Are you ready to start thinking about accessibility in your design process? Below you will find our top 10 Web Content Accessibility Guidelines (WCAG) requirements.
Note, this is not a comprehensive list of the requirements. This is a list of things we think are a good place to start, and help to not only make your site more accessible, but also more user friendly in general. Want to read more about accessibility? Read my posts on Inclusive Design and Accessible Design.
The First Principle of Accessibility: Perceivable
Information and user interface components must be presentable to users in ways they can perceive.
1. Provide text alternatives
All non-text content has a text alternative available to all users.
1.1.1 Non-text Content — Level A
For accessibility purposes this will mean people who use screen readers or who are deaf can access your content. But think about someone on the bus who doesn’t have their headphones and they find a video they want to watch on their phone. If the video has subtitles they can still watch the video without bothering everyone else on the bus.
Providing alt tags for images, subtitles for videos, or tables with data for charts.
2. Color alternatives
Color is not the only way your designs convey information, indicate an action, prompt a response, or distinguish a visual element.
1.4.1 Use of Color — Level A
This will make your content accessible to color blind users, people who rely on screen readers, or people who have night shift turned on. It also means your designs will be easier to understand for everyone else.
Form fields in error state that are highlighted in red have accompanying text stating the error. A pie chart uses labels with lines connecting each label to its section.
3. Adequate color contrast
The colors of text and the background of text have a contrast ratio of at least 4.5:1.
1.4.3 Contrast (Minimum) — Level AA
If your contrast is too low it will be hard for people with impaired vision to read. Remember, impaired vision can be caused by a lot of things, including old age, being far away from the screen, forgetting your glasses/contacts at home, etc.
You can use this tool to check the contrast between your text and background.
4. No images of text
When technically feasible, do not have text in images.
1.4.5 Images of Text — Level AA
This will make it easier for people who use a screen reader, but it also allows people to copy and paste the text and the text will resize if the browser is zoomed in or out.
Instead of an image file for a button, use CSS and HTML for color and text.
The Second Principle of Accessibility: Operable
User interface components and navigation must be operable.
5. Keyboard access
All functionality and interactions can be performed with just a keyboard (no mouse required). If you can move to a component of the page using a keyboard, then you should be able to move away from that component using only a keyboard.
2.1.1 Keyboard — Level A & 2.1.2 No Keyboard Trap — Level A
A lot of disabilities can make it hard/impossible for people to use a mouse (including a broken arm or sprained wrist), so for them, using a keyboard is the only way to navigate your page. It can also be handy in case your mouse batteries die!

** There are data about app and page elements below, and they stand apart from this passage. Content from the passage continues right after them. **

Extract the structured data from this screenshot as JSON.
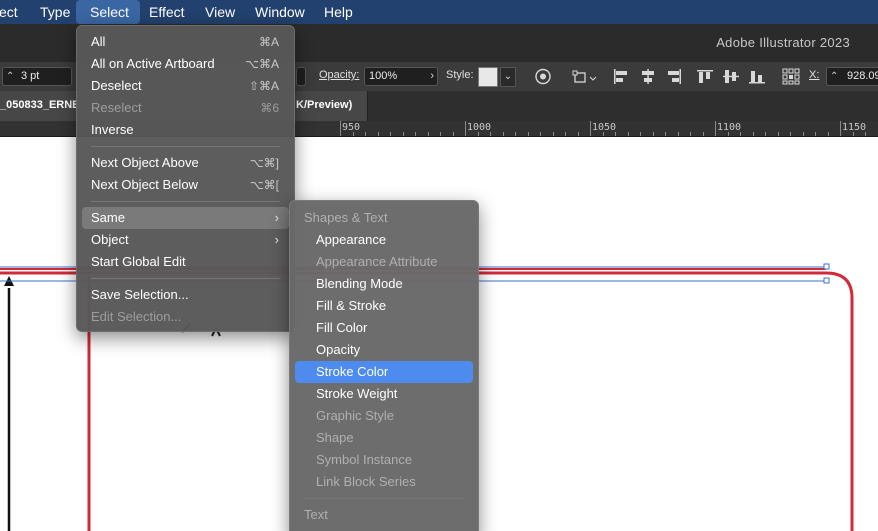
{
  "menubar": {
    "items": [
      "ect",
      "Type",
      "Select",
      "Effect",
      "View",
      "Window",
      "Help"
    ],
    "active": "Select",
    "color": "#22416e"
  },
  "app_title": "Adobe Illustrator 2023",
  "toolbar": {
    "stroke_weight": "3 pt",
    "opacity_label": "Opacity:",
    "opacity_value": "100%",
    "style_label": "Style:",
    "x_label": "X:",
    "x_value": "928.09",
    "icons": [
      "recolor-icon",
      "align-icon",
      "align-left-icon",
      "align-center-h-icon",
      "align-right-icon",
      "align-top-icon",
      "align-center-v-icon",
      "align-bottom-icon",
      "reference-point-icon"
    ]
  },
  "tab": {
    "title_left": "_050833_ERNE",
    "title_right": "K/Preview)"
  },
  "ruler": {
    "labels": [
      "950",
      "1000",
      "1050",
      "1100",
      "1150"
    ]
  },
  "select_menu": {
    "items": [
      {
        "label": "All",
        "shortcut": "⌘A",
        "disabled": false
      },
      {
        "label": "All on Active Artboard",
        "shortcut": "⌥⌘A",
        "disabled": false
      },
      {
        "label": "Deselect",
        "shortcut": "⇧⌘A",
        "disabled": false
      },
      {
        "label": "Reselect",
        "shortcut": "⌘6",
        "disabled": true
      },
      {
        "label": "Inverse",
        "shortcut": "",
        "disabled": false
      },
      {
        "label": "Next Object Above",
        "shortcut": "⌥⌘]",
        "disabled": false
      },
      {
        "label": "Next Object Below",
        "shortcut": "⌥⌘[",
        "disabled": false
      },
      {
        "label": "Same",
        "shortcut": "",
        "submenu": true,
        "highlighted": true
      },
      {
        "label": "Object",
        "shortcut": "",
        "submenu": true
      },
      {
        "label": "Start Global Edit",
        "shortcut": "",
        "disabled": false
      },
      {
        "label": "Save Selection...",
        "shortcut": "",
        "disabled": false
      },
      {
        "label": "Edit Selection...",
        "shortcut": "",
        "disabled": true
      }
    ]
  },
  "same_submenu": {
    "header": "Shapes & Text",
    "items": [
      {
        "label": "Appearance",
        "disabled": false
      },
      {
        "label": "Appearance Attribute",
        "disabled": true
      },
      {
        "label": "Blending Mode",
        "disabled": false
      },
      {
        "label": "Fill & Stroke",
        "disabled": false
      },
      {
        "label": "Fill Color",
        "disabled": false
      },
      {
        "label": "Opacity",
        "disabled": false
      },
      {
        "label": "Stroke Color",
        "disabled": false,
        "selected": true
      },
      {
        "label": "Stroke Weight",
        "disabled": false
      },
      {
        "label": "Graphic Style",
        "disabled": true
      },
      {
        "label": "Shape",
        "disabled": true
      },
      {
        "label": "Symbol Instance",
        "disabled": true
      },
      {
        "label": "Link Block Series",
        "disabled": true
      }
    ],
    "footer_header": "Text",
    "selected_color": "#4d8bef"
  },
  "canvas": {
    "stroke_color": "#d12a3a",
    "selection_color": "#3f6fd0"
  }
}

An application that uses drag and drop also supports “cut” and “paste” or form controls to move objects. If you tab into an app or modal, there should be a clear way to get back to the main experience from the keyboard.
6. Control moving elements
For moving, blinking, scrolling, or auto-updating information,
there are controls that allow the user to pause, stop, hide or control the content.
2.2.2 Pause, Stop, Hide — Level A
Some people need more time than others to process information. Also, don’t you hate it when a site has auto-playing music or videos and you can’t turn it off?!
A stock ticker has “pause” and “restart” buttons, an animation runs in the upper portion of the page but has a “freeze animation” button near the bottom of the animation.
7. Descriptive titles
Web pages should have titles that explain the subject of the page, make sense out of context, and are as short as possible.
2.4.2 Page Titled — Level A
This makes it easier for people using screen readers to know where they are and if the page they are on is where they want to be.
Instead of using a generic page title, such as, “Blog post,” use a descriptive title related to the content – “Accessibility Checklist.”
8. Descriptive links
Button labels and link copy, including copy around the link, should let users know what happens when clicked.
2.4.4 Link Purpose (In Context) — Level A
Sometimes screen readers read links and buttons out of context. This helps those users (and everyone else) understand what’s going on. You don’t want people guessing what happens if they click (because they probably won’t).
Instead of a button labeled “next” it says “continue to checkout”
9. Descriptive headings
Headings and labels describe the topic or purpose of the content or component.
2.4.6 Headings and Labels — Level AA
This is particularly useful for people who process information slower or have limited short term memory. But it’s also useful for all users! People generally don’t read, they scan content, and this will make your content much more scannable.
Form fields are consistently labeled describing what the user should enter in the field, sections of a web page should be formatted as a header and let the user know what they will find in each section.
The Third Principle of Accessibility: Understandable
Information and the operation of user interface must be understandable.
10. Consistent navigation
Navigational components should appear in the same order and in the same place on all pages.
3.2.3 Consistent Navigation — Level AA
If the navigation is changed from page to page, it is disruptive and adds to the cognitive load of all your users. Some people with cognitive disabilities will have a much harder time adjusting, making the site hard to impossible to navigate.
If there is a search icon in the upper right corner of the navigation on the home page, it should be there on all pages in the site.